Web page and app entries:

▶

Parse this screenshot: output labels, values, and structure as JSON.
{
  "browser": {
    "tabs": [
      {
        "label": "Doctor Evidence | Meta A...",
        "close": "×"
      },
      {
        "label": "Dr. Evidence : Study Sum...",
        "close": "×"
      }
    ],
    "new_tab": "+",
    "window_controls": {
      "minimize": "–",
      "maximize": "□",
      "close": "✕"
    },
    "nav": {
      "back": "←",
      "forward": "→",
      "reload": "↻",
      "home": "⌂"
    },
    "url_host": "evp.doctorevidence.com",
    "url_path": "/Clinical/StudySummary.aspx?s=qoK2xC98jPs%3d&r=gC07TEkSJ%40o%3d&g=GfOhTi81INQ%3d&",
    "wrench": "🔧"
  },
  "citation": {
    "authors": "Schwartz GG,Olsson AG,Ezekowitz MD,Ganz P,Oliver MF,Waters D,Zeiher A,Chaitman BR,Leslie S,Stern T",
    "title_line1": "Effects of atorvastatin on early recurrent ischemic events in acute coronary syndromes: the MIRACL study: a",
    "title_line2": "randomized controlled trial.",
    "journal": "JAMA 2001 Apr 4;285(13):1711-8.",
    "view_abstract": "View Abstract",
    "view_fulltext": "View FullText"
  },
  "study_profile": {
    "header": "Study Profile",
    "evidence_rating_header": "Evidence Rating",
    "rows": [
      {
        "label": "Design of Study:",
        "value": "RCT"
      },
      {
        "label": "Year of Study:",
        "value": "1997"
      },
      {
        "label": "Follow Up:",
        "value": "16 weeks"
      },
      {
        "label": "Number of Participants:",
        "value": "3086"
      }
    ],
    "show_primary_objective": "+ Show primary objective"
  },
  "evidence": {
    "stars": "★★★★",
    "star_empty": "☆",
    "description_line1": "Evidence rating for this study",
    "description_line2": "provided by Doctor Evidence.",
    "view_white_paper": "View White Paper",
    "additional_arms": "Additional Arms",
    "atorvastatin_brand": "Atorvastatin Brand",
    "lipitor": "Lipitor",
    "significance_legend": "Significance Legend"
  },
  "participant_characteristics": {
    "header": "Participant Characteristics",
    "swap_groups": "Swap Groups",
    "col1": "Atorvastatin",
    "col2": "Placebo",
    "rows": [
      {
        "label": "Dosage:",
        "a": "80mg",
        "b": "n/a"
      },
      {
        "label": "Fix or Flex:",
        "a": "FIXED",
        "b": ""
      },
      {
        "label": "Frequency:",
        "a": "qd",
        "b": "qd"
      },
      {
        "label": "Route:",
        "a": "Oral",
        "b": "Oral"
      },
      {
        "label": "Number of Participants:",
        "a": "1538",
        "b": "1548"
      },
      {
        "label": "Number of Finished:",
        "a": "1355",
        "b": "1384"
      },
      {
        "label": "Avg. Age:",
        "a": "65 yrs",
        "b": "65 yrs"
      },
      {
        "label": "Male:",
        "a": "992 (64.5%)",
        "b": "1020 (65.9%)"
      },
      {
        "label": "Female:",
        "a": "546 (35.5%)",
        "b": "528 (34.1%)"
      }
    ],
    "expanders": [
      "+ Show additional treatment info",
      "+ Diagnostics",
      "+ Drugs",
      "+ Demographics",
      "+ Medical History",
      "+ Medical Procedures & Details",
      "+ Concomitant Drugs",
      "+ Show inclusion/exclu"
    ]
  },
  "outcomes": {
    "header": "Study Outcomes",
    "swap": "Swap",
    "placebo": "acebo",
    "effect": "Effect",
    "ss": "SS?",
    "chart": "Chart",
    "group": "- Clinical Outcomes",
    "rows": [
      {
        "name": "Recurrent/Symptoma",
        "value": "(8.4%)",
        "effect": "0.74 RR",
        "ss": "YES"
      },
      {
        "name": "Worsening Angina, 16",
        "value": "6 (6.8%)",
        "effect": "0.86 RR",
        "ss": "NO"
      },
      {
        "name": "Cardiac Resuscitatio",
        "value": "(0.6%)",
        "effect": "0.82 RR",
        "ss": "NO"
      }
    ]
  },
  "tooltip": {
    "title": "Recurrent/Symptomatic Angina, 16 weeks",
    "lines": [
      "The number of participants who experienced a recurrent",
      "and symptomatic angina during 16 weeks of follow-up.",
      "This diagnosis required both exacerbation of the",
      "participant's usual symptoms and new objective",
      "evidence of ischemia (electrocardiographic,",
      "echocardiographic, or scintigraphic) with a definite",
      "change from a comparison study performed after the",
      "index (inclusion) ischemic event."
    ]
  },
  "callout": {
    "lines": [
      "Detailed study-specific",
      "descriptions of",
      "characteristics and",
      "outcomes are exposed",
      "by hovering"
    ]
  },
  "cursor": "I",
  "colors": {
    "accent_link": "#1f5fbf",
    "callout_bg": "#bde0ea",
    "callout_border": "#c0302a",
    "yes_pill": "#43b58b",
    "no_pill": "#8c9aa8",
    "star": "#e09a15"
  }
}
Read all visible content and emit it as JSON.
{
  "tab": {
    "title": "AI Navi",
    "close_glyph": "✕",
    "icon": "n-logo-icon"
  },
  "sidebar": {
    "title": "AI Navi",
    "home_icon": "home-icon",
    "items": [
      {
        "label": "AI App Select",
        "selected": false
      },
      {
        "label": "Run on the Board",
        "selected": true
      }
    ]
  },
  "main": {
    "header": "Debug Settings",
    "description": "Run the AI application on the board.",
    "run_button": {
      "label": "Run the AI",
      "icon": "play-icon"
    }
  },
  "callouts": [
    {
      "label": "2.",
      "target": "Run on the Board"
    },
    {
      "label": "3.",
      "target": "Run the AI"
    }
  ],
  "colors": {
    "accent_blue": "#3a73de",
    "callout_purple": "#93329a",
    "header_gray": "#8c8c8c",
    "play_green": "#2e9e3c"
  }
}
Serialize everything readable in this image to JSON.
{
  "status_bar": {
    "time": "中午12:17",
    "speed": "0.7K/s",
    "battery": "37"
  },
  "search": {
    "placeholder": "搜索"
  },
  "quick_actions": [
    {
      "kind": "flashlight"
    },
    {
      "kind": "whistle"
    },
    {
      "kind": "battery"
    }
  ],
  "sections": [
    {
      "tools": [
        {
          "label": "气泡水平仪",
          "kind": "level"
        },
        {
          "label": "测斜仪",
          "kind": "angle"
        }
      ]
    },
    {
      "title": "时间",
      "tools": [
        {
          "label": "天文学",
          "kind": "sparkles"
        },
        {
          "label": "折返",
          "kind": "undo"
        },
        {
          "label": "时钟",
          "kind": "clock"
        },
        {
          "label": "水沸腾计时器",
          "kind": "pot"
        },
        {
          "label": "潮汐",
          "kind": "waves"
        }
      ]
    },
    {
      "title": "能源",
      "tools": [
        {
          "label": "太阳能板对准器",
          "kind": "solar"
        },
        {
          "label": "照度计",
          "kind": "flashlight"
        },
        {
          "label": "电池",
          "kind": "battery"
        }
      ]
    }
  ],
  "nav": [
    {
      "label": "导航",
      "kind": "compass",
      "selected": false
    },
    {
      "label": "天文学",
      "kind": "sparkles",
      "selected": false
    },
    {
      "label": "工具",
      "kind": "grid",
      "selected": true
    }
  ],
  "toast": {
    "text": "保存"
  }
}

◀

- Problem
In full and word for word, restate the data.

- Answer to this task
Parse this screenshot: output labels, values, and structure as JSON.
{
  "browser": {
    "tabs": [
      {
        "label": "Doctor Evidence | Meta A...",
        "close": "×"
      },
      {
        "label": "Dr. Evidence : Study Sum...",
        "close": "×"
      }
    ],
    "new_tab": "+",
    "window_controls": {
      "minimize": "–",
      "maximize": "□",
      "close": "✕"
    },
    "nav": {
      "back": "←",
      "forward": "→",
      "reload": "↻",
      "home": "⌂"
    },
    "url_host": "evp.doctorevidence.com",
    "url_path": "/Clinical/StudySummary.aspx?s=qoK2xC98jPs%3d&r=gC07TEkSJ%40o%3d&g=GfOhTi81INQ%3d&",
    "wrench": "🔧"
  },
  "citation": {
    "authors": "Schwartz GG,Olsson AG,Ezekowitz MD,Ganz P,Oliver MF,Waters D,Zeiher A,Chaitman BR,Leslie S,Stern T",
    "title_line1": "Effects of atorvastatin on early recurrent ischemic events in acute coronary syndromes: the MIRACL study: a",
    "title_line2": "randomized controlled trial.",
    "journal": "JAMA 2001 Apr 4;285(13):1711-8.",
    "view_abstract": "View Abstract",
    "view_fulltext": "View FullText"
  },
  "study_profile": {
    "header": "Study Profile",
    "evidence_rating_header": "Evidence Rating",
    "rows": [
      {
        "label": "Design of Study:",
        "value": "RCT"
      },
      {
        "label": "Year of Study:",
        "value": "1997"
      },
      {
        "label": "Follow Up:",
        "value": "16 weeks"
      },
      {
        "label": "Number of Participants:",
        "value": "3086"
      }
    ],
    "show_primary_objective": "+ Show primary objective"
  },
  "evidence": {
    "stars": "★★★★",
    "star_empty": "☆",
    "description_line1": "Evidence rating for this study",
    "description_line2": "provided by Doctor Evidence.",
    "view_white_paper": "View White Paper",
    "additional_arms": "Additional Arms",
    "atorvastatin_brand": "Atorvastatin Brand",
    "lipitor": "Lipitor",
    "significance_legend": "Significance Legend"
  },
  "participant_characteristics": {
    "header": "Participant Characteristics",
    "swap_groups": "Swap Groups",
    "col1": "Atorvastatin",
    "col2": "Placebo",
    "rows": [
      {
        "label": "Dosage:",
        "a": "80mg",
        "b": "n/a"
      },
      {
        "label": "Fix or Flex:",
        "a": "FIXED",
        "b": ""
      },
      {
        "label": "Frequency:",
        "a": "qd",
        "b": "qd"
      },
      {
        "label": "Route:",
        "a": "Oral",
        "b": "Oral"
      },
      {
        "label": "Number of Participants:",
        "a": "1538",
        "b": "1548"
      },
      {
        "label": "Number of Finished:",
        "a": "1355",
        "b": "1384"
      },
      {
        "label": "Avg. Age:",
        "a": "65 yrs",
        "b": "65 yrs"
      },
      {
        "label": "Male:",
        "a": "992 (64.5%)",
        "b": "1020 (65.9%)"
      },
      {
        "label": "Female:",
        "a": "546 (35.5%)",
        "b": "528 (34.1%)"
      }
    ],
    "expanders": [
      "+ Show additional treatment info",
      "+ Diagnostics",
      "+ Drugs",
      "+ Demographics",
      "+ Medical History",
      "+ Medical Procedures & Details",
      "+ Concomitant Drugs",
      "+ Show inclusion/exclu"
    ]
  },
  "outcomes": {
    "header": "Study Outcomes",
    "swap": "Swap",
    "placebo": "acebo",
    "effect": "Effect",
    "ss": "SS?",
    "chart": "Chart",
    "group": "- Clinical Outcomes",
    "rows": [
      {
        "name": "Recurrent/Symptoma",
        "value": "(8.4%)",
        "effect": "0.74 RR",
        "ss": "YES"
      },
      {
        "name": "Worsening Angina, 16",
        "value": "6 (6.8%)",
        "effect": "0.86 RR",
        "ss": "NO"
      },
      {
        "name": "Cardiac Resuscitatio",
        "value": "(0.6%)",
        "effect": "0.82 RR",
        "ss": "NO"
      }
    ]
  },
  "tooltip": {
    "title": "Recurrent/Symptomatic Angina, 16 weeks",
    "lines": [
      "The number of participants who experienced a recurrent",
      "and symptomatic angina during 16 weeks of follow-up.",
      "This diagnosis required both exacerbation of the",
      "participant's usual symptoms and new objective",
      "evidence of ischemia (electrocardiographic,",
      "echocardiographic, or scintigraphic) with a definite",
      "change from a comparison study performed after the",
      "index (inclusion) ischemic event."
    ]
  },
  "callout": {
    "lines": [
      "Detailed study-specific",
      "descriptions of",
      "characteristics and",
      "outcomes are exposed",
      "by hovering"
    ]
  },
  "cursor": "I",
  "colors": {
    "accent_link": "#1f5fbf",
    "callout_bg": "#bde0ea",
    "callout_border": "#c0302a",
    "yes_pill": "#43b58b",
    "no_pill": "#8c9aa8",
    "star": "#e09a15"
  }
}
Read all visible content and emit it as JSON.
{
  "tab": {
    "title": "AI Navi",
    "close_glyph": "✕",
    "icon": "n-logo-icon"
  },
  "sidebar": {
    "title": "AI Navi",
    "home_icon": "home-icon",
    "items": [
      {
        "label": "AI App Select",
        "selected": false
      },
      {
        "label": "Run on the Board",
        "selected": true
      }
    ]
  },
  "main": {
    "header": "Debug Settings",
    "description": "Run the AI application on the board.",
    "run_button": {
      "label": "Run the AI",
      "icon": "play-icon"
    }
  },
  "callouts": [
    {
      "label": "2.",
      "target": "Run on the Board"
    },
    {
      "label": "3.",
      "target": "Run the AI"
    }
  ],
  "colors": {
    "accent_blue": "#3a73de",
    "callout_purple": "#93329a",
    "header_gray": "#8c8c8c",
    "play_green": "#2e9e3c"
  }
}
Serialize everything readable in this image to JSON.
{
  "status_bar": {
    "time": "中午12:17",
    "speed": "0.7K/s",
    "battery": "37"
  },
  "search": {
    "placeholder": "搜索"
  },
  "quick_actions": [
    {
      "kind": "flashlight"
    },
    {
      "kind": "whistle"
    },
    {
      "kind": "battery"
    }
  ],
  "sections": [
    {
      "tools": [
        {
          "label": "气泡水平仪",
          "kind": "level"
        },
        {
          "label": "测斜仪",
          "kind": "angle"
        }
      ]
    },
    {
      "title": "时间",
      "tools": [
        {
          "label": "天文学",
          "kind": "sparkles"
        },
        {
          "label": "折返",
          "kind": "undo"
        },
        {
          "label": "时钟",
          "kind": "clock"
        },
        {
          "label": "水沸腾计时器",
          "kind": "pot"
        },
        {
          "label": "潮汐",
          "kind": "waves"
        }
      ]
    },
    {
      "title": "能源",
      "tools": [
        {
          "label": "太阳能板对准器",
          "kind": "solar"
        },
        {
          "label": "照度计",
          "kind": "flashlight"
        },
        {
          "label": "电池",
          "kind": "battery"
        }
      ]
    }
  ],
  "nav": [
    {
      "label": "导航",
      "kind": "compass",
      "selected": false
    },
    {
      "label": "天文学",
      "kind": "sparkles",
      "selected": false
    },
    {
      "label": "工具",
      "kind": "grid",
      "selected": true
    }
  ],
  "toast": {
    "text": "保存"
  }
}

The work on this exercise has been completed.